Like the Ford Bronco, R1T production models will soon have a trail turn feature that works like skid steer, enabled by the electric motors on each corner. A great feature for serious off-roaders who find themselves in a tight spot, the system locks the inside rear wheel, using it as pivot point.

Impressive Road Manners and Astonishing Acceleration

Most of my drive took place on pavement, and the R1T showed impressive road manners. Pickup trucks aren’t known for their handling capabilities, but the R1T proved well-balanced and composed over rough pavement and through turns. The battery pack integrated into the frame provides a solid base with a low centre of gravity, augmented by an independent, self-levelling air suspension, active damping, and an electro-hydraulic roll control system instead of mechanical sway bar. Steering feel is decent, with just the right weight for a vehicle this size.

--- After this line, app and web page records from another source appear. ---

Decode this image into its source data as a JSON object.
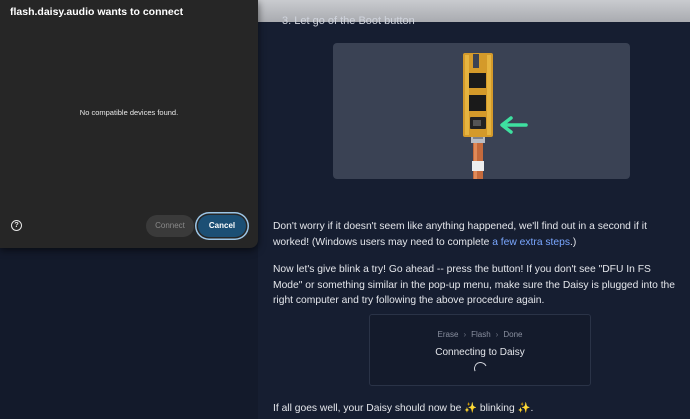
{
  "dialog": {
    "title": "flash.daisy.audio wants to connect",
    "empty_message": "No compatible devices found.",
    "help_icon": "?",
    "connect_label": "Connect",
    "cancel_label": "Cancel"
  },
  "page": {
    "step3_text": "3. Let go of the Boot button",
    "image_arrow_color": "#3ee0a0",
    "para1_prefix": "Don't worry if it doesn't seem like anything happened, we'll find out in a second if it worked! (Windows users may need to complete ",
    "para1_link": "a few extra steps",
    "para1_suffix": ".)",
    "para2": "Now let's give blink a try! Go ahead -- press the button! If you don't see \"DFU In FS Mode\" or something similar in the pop-up menu, make sure the Daisy is plugged into the right computer and try following the above procedure again.",
    "para3": "If all goes well, your Daisy should now be ✨ blinking ✨."
  },
  "flasher": {
    "steps": [
      "Erase",
      "Flash",
      "Done"
    ],
    "status": "Connecting to Daisy"
  }
}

Acceleration is nothing short of astonishing; mashing the throttle pedal produces an instantaneous, rocket-launch level of speed that’s disorienting. The mechanical brakes are competent, but for daily driving the regenerative braking system makes it easy to adapt to one-pedal driving; lift off the throttle and the vehicle decelerates at a smooth and comfortable rate.

Final Thoughts

Rivian is still an unknown entity, competing against trucks with over a hundred years of history. But with its astonishing power and prodigious off-road chops, the Rivian R1T may just lure a few traditionalists away from their gas-guzzlers.

While Canadian deliveries don’t start until this summer, you can order online with a refundable $1,500 deposit. Prices start at $90,000.